- ACTIVITY:
Your copy should hold every record verbatim and none of the pictures.

- Dataset rows describing interfaces:
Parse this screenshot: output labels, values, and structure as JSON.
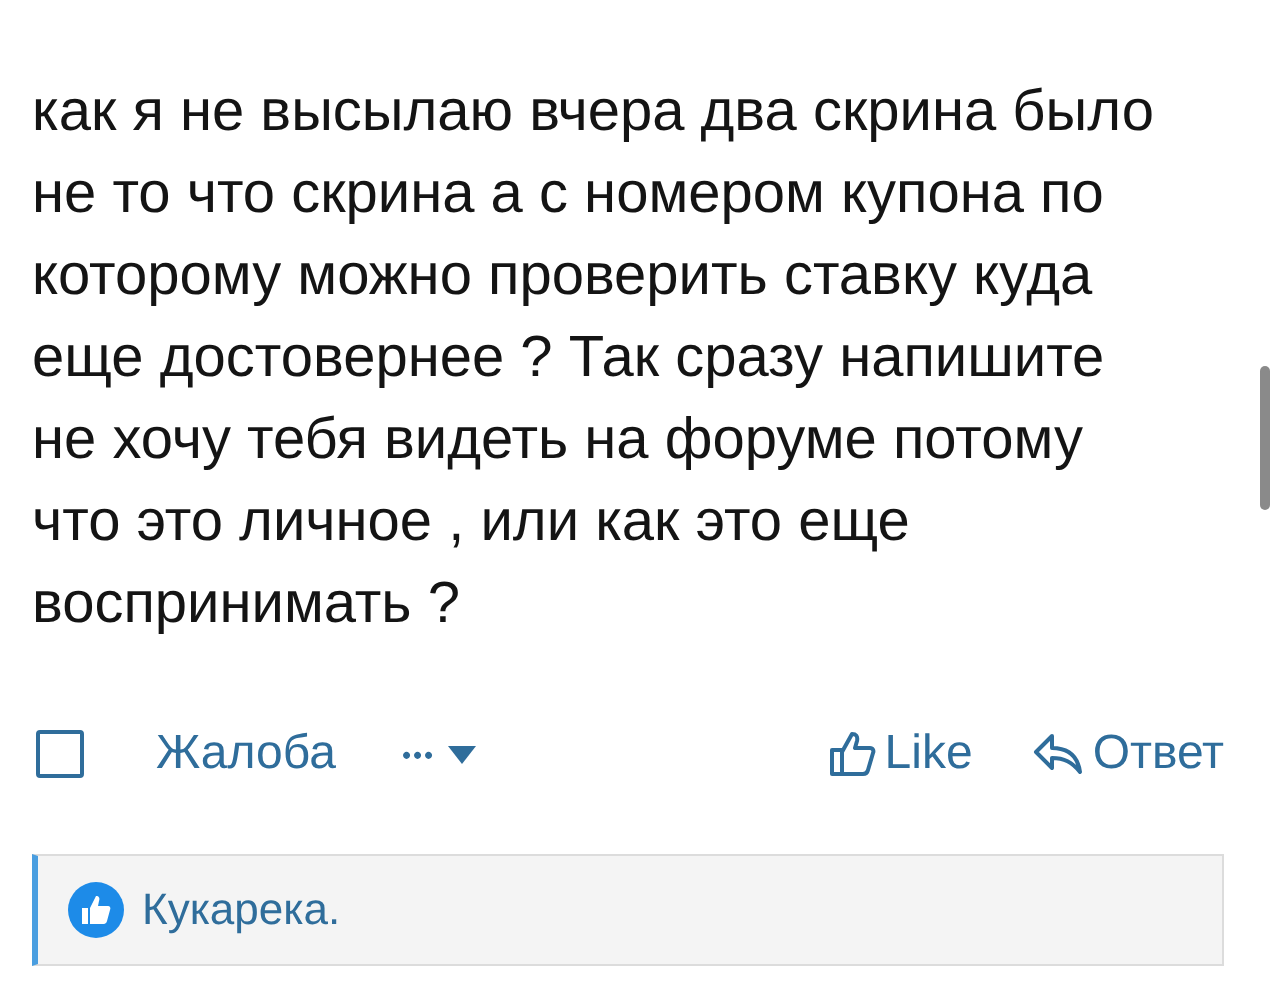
{
  "post": {
    "lines": [
      "как я не высылаю вчера два скрина было",
      "не то что скрина а с номером купона по",
      "которому можно проверить ставку куда",
      "еще достовернее ? Так сразу напишите",
      "не хочу тебя видеть на форуме потому",
      "что это личное , или как это еще",
      "воспринимать ?"
    ]
  },
  "actions": {
    "select": {
      "checked": false
    },
    "report": "Жалоба",
    "more": "•••",
    "like": "Like",
    "reply": "Ответ"
  },
  "reactions": {
    "text": "Кукарека."
  }
}
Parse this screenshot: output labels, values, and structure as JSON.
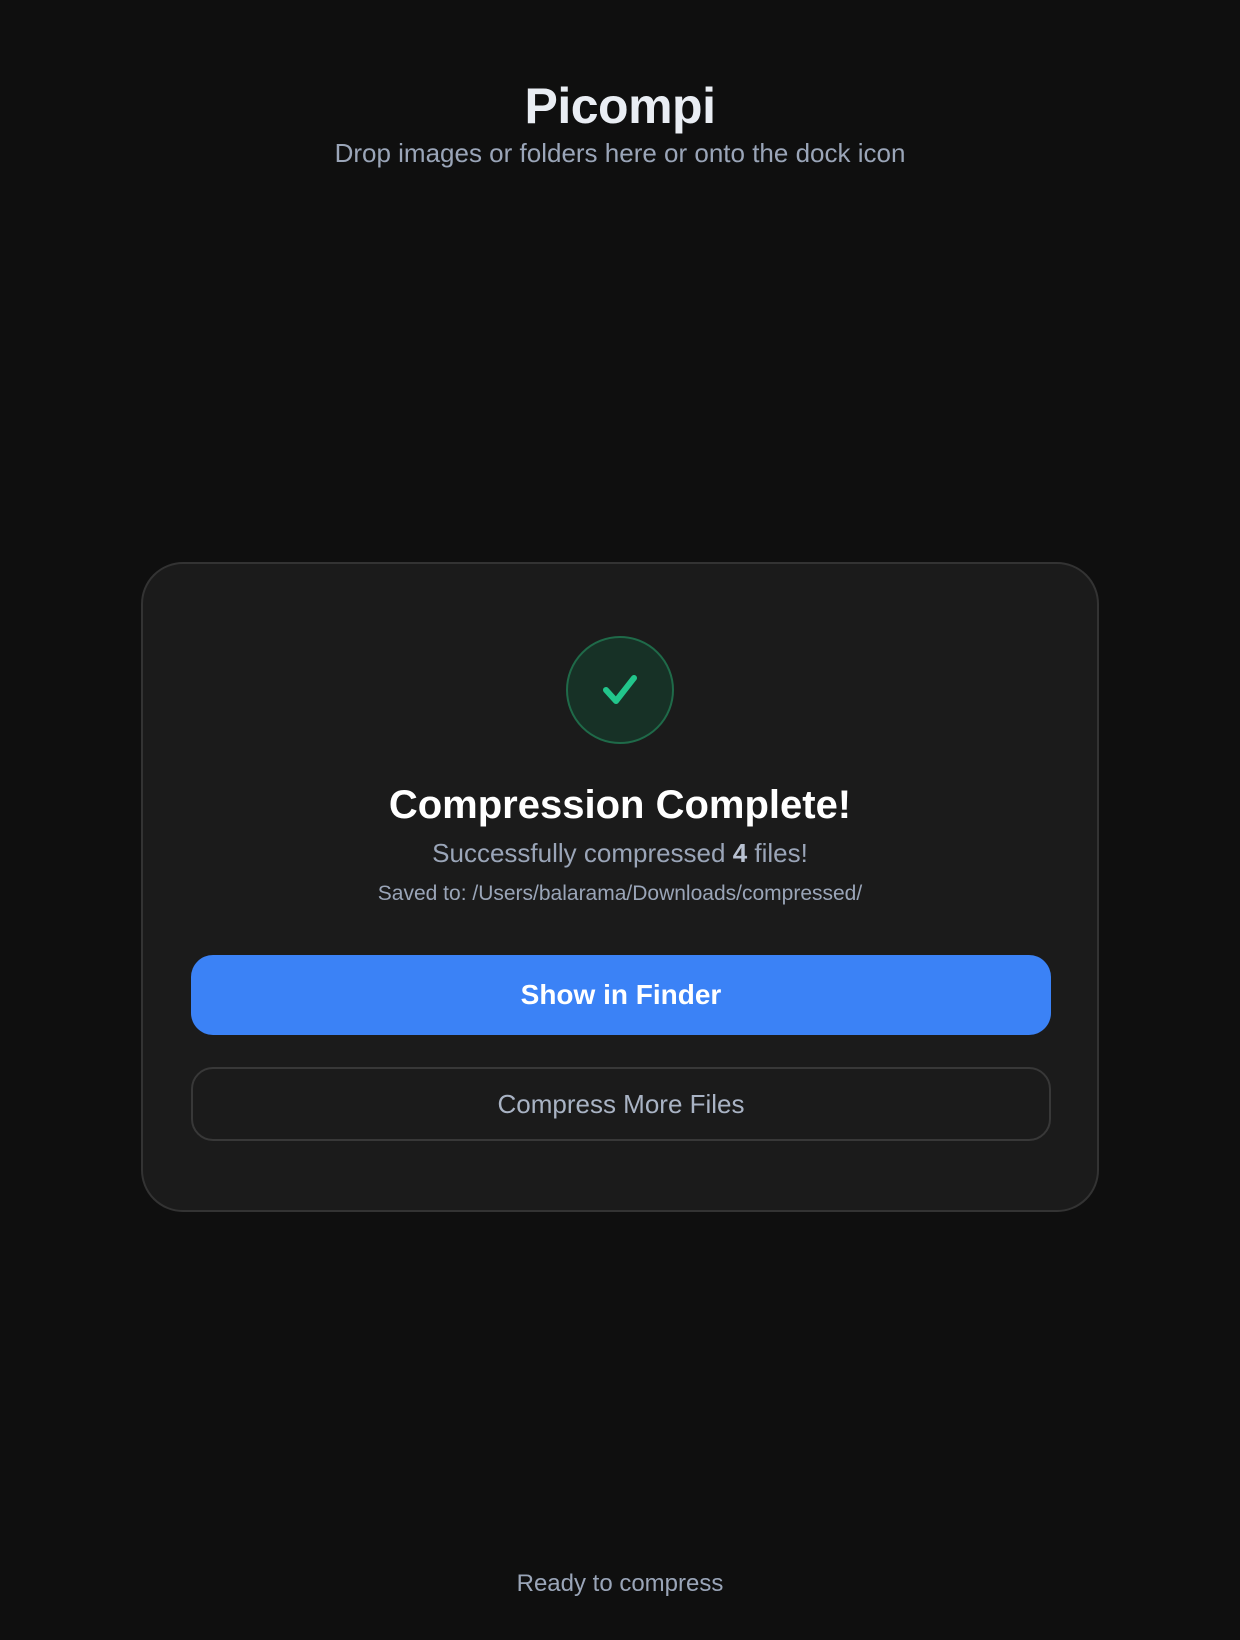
{
  "app": {
    "title": "Picompi",
    "subtitle": "Drop images or folders here or onto the dock icon"
  },
  "result": {
    "icon": "checkmark-icon",
    "title": "Compression Complete!",
    "summary_prefix": "Successfully compressed ",
    "file_count": "4",
    "summary_suffix": " files!",
    "saved_path": "Saved to: /Users/balarama/Downloads/compressed/"
  },
  "actions": {
    "show_in_finder_label": "Show in Finder",
    "compress_more_label": "Compress More Files"
  },
  "status": {
    "text": "Ready to compress"
  },
  "colors": {
    "background": "#0f0f0f",
    "card": "#1b1b1b",
    "accent": "#3b82f6",
    "success": "#22c58b"
  }
}
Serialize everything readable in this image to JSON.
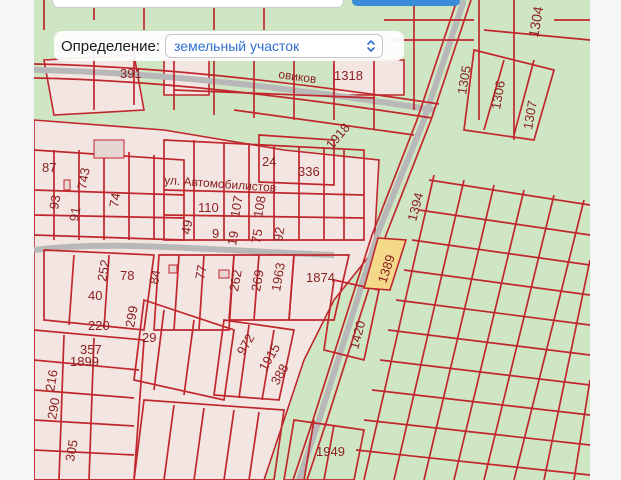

- OUTPUT FOR THIS EXERCISE:
Parse this screenshot: output labels, values, and structure as JSON.
{
  "post": {
    "lines": [
      "как я не высылаю вчера два скрина было",
      "не то что скрина а с номером купона по",
      "которому можно проверить ставку куда",
      "еще достовернее ? Так сразу напишите",
      "не хочу тебя видеть на форуме потому",
      "что это личное , или как это еще",
      "воспринимать ?"
    ]
  },
  "actions": {
    "select": {
      "checked": false
    },
    "report": "Жалоба",
    "more": "•••",
    "like": "Like",
    "reply": "Ответ"
  },
  "reactions": {
    "text": "Кукарека."
  }
}
Parse this screenshot: output labels, values, and structure as JSON.
{
  "app": {
    "title": "Picompi",
    "subtitle": "Drop images or folders here or onto the dock icon"
  },
  "result": {
    "icon": "checkmark-icon",
    "title": "Compression Complete!",
    "summary_prefix": "Successfully compressed ",
    "file_count": "4",
    "summary_suffix": " files!",
    "saved_path": "Saved to: /Users/balarama/Downloads/compressed/"
  },
  "actions": {
    "show_in_finder_label": "Show in Finder",
    "compress_more_label": "Compress More Files"
  },
  "status": {
    "text": "Ready to compress"
  },
  "colors": {
    "background": "#0f0f0f",
    "card": "#1b1b1b",
    "accent": "#3b82f6",
    "success": "#22c58b"
  }
}
Serialize everything readable in this image to JSON.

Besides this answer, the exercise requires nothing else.